- EXERCISE PROMPT: Your answer should be the entries below, reproduced character for character.

- AVAILABLE DATA:
══════════════════════════════
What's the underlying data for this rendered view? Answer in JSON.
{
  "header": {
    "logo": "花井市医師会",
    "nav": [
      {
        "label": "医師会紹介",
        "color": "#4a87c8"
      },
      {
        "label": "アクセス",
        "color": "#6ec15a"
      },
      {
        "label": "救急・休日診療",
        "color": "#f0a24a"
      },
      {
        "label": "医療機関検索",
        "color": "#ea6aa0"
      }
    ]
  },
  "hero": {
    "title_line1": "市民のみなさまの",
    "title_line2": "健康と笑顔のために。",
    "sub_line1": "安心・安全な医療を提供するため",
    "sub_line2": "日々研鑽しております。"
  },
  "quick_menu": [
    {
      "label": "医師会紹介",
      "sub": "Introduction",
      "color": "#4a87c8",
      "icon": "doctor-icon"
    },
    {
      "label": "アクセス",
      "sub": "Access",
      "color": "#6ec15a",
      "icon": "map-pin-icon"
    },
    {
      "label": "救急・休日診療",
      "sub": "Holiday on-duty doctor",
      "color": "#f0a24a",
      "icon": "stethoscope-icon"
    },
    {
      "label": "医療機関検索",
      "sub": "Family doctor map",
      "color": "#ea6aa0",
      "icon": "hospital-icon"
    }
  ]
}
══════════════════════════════
- RESPONSE:
What's the underlying data for this rendered view? Answer in JSON.
{
  "header": {
    "logo": "花井市医師会",
    "nav": [
      {
        "label": "医師会紹介",
        "color": "#4a87c8"
      },
      {
        "label": "アクセス",
        "color": "#6ec15a"
      },
      {
        "label": "救急・休日診療",
        "color": "#f0a24a"
      },
      {
        "label": "医療機関検索",
        "color": "#ea6aa0"
      }
    ]
  },
  "hero": {
    "title_line1": "市民のみなさまの",
    "title_line2": "健康と笑顔のために。",
    "sub_line1": "安心・安全な医療を提供するため",
    "sub_line2": "日々研鑽しております。"
  },
  "quick_menu": [
    {
      "label": "医師会紹介",
      "sub": "Introduction",
      "color": "#4a87c8",
      "icon": "doctor-icon"
    },
    {
      "label": "アクセス",
      "sub": "Access",
      "color": "#6ec15a",
      "icon": "map-pin-icon"
    },
    {
      "label": "救急・休日診療",
      "sub": "Holiday on-duty doctor",
      "color": "#f0a24a",
      "icon": "stethoscope-icon"
    },
    {
      "label": "医療機関検索",
      "sub": "Family doctor map",
      "color": "#ea6aa0",
      "icon": "hospital-icon"
    }
  ]
}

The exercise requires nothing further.